> **WHAT YOU NEED TO DO**: Lines holding the word "Andreas" must be located in the listing below and copied.

> **INFORMATION PROVIDED**:
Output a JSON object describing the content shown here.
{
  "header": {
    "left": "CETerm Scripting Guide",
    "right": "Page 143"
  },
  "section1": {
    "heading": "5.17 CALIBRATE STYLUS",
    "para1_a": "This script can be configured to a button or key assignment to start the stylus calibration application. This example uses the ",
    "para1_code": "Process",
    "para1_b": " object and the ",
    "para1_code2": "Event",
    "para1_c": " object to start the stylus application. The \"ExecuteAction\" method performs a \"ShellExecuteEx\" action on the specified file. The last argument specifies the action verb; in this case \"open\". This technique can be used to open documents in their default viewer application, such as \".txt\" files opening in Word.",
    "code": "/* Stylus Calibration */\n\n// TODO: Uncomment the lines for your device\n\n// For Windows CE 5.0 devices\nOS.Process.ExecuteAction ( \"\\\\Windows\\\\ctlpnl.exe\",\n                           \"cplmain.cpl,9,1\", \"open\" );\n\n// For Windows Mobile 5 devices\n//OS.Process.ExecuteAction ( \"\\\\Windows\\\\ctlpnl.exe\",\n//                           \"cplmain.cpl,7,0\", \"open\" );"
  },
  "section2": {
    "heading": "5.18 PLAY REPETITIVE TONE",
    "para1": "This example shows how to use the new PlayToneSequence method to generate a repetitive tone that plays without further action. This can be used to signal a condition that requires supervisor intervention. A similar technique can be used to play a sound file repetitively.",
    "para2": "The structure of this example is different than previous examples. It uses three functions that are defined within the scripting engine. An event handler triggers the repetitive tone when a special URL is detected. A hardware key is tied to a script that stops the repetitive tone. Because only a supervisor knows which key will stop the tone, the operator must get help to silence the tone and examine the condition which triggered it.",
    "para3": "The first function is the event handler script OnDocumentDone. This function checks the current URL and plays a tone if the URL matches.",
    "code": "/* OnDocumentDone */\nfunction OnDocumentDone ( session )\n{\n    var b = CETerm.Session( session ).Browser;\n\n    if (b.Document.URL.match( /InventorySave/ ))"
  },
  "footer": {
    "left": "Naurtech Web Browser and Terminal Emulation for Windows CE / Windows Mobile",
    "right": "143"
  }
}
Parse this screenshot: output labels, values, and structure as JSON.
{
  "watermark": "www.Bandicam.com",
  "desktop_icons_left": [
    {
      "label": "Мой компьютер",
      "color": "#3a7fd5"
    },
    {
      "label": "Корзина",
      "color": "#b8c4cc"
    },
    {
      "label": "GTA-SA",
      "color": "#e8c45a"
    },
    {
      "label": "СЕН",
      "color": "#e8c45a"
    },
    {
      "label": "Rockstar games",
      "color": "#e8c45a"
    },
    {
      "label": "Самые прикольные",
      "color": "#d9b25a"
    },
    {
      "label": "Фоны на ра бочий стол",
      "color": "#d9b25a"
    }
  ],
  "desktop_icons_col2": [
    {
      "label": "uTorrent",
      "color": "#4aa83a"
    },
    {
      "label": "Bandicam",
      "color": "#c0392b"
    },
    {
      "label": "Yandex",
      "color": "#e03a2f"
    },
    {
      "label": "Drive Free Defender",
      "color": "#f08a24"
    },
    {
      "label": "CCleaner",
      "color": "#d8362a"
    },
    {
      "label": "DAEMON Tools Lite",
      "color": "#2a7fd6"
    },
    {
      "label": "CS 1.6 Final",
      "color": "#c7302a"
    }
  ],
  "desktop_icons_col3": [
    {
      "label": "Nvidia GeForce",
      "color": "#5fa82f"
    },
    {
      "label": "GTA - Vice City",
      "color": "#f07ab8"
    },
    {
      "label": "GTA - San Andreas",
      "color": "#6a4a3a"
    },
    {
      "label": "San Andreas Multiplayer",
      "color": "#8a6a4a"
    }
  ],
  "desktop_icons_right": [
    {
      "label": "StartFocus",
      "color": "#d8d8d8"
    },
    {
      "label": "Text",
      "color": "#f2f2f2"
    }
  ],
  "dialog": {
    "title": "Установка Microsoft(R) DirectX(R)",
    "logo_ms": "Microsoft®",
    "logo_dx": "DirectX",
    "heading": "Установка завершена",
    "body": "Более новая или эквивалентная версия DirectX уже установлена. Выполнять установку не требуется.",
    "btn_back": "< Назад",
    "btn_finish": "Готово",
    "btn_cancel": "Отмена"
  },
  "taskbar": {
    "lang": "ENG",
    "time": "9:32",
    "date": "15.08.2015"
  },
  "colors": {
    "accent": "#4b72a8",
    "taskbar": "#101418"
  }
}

> **SOLUTION TO THIS TASK**:
      "label": "GTA - San Andreas",
      "label": "San Andreas Multiplayer",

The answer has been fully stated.